Data for this exercise:
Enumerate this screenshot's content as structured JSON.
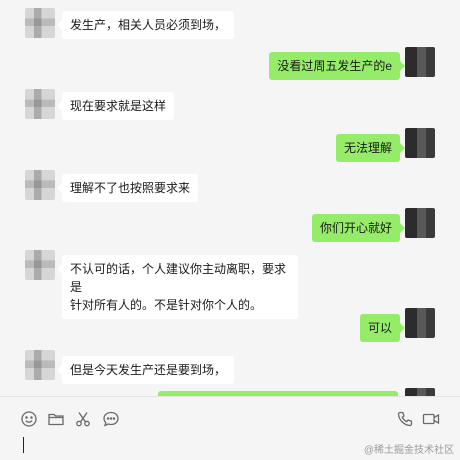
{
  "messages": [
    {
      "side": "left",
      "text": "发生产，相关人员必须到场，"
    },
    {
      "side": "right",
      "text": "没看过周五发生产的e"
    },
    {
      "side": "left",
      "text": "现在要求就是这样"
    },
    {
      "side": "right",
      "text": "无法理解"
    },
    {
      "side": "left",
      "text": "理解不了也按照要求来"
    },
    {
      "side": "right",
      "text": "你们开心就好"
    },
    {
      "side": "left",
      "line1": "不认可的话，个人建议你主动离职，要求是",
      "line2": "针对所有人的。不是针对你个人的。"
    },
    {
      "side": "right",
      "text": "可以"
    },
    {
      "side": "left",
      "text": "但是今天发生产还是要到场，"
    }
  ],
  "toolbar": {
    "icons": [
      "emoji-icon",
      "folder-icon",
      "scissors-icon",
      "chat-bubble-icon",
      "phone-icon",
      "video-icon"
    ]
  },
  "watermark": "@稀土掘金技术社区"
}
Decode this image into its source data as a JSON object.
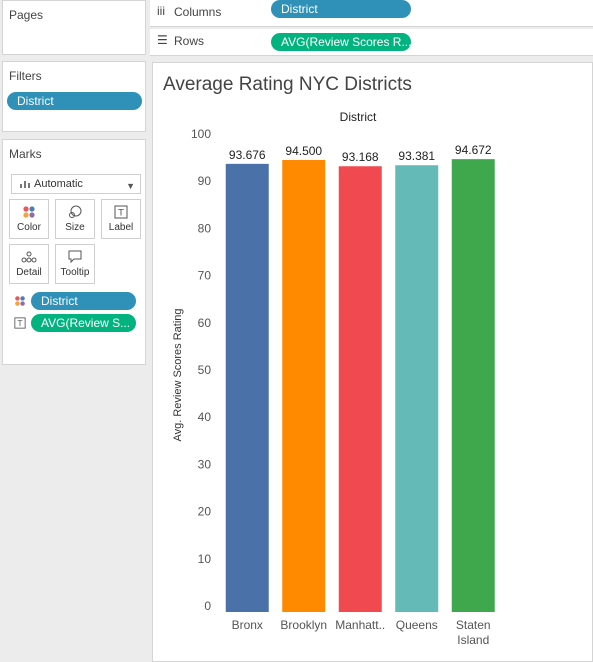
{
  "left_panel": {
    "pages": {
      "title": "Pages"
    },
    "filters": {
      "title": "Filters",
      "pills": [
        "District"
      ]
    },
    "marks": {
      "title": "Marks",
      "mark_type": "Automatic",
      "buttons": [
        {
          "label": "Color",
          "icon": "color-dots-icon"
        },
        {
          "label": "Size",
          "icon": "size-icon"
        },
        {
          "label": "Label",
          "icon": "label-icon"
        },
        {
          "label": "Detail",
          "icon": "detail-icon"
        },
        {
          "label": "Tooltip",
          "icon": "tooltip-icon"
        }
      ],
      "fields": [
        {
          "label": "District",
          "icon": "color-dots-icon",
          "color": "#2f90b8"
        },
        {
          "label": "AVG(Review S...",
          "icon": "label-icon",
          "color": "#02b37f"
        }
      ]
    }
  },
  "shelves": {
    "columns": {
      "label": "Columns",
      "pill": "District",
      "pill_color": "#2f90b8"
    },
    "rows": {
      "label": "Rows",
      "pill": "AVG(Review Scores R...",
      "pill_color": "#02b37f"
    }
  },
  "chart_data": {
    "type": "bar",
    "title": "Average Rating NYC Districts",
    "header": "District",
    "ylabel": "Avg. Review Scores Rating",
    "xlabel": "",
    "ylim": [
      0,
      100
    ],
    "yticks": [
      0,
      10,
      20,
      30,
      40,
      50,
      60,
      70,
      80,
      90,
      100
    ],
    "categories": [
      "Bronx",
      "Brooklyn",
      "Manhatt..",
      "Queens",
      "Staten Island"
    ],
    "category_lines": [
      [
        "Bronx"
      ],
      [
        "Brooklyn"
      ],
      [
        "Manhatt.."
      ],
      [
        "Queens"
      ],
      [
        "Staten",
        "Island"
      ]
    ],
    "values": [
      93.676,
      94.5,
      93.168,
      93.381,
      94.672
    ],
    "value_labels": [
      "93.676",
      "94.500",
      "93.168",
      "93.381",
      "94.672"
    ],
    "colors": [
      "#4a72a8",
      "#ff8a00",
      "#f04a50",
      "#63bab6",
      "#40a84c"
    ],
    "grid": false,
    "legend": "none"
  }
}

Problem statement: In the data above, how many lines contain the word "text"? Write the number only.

Result of this task: 8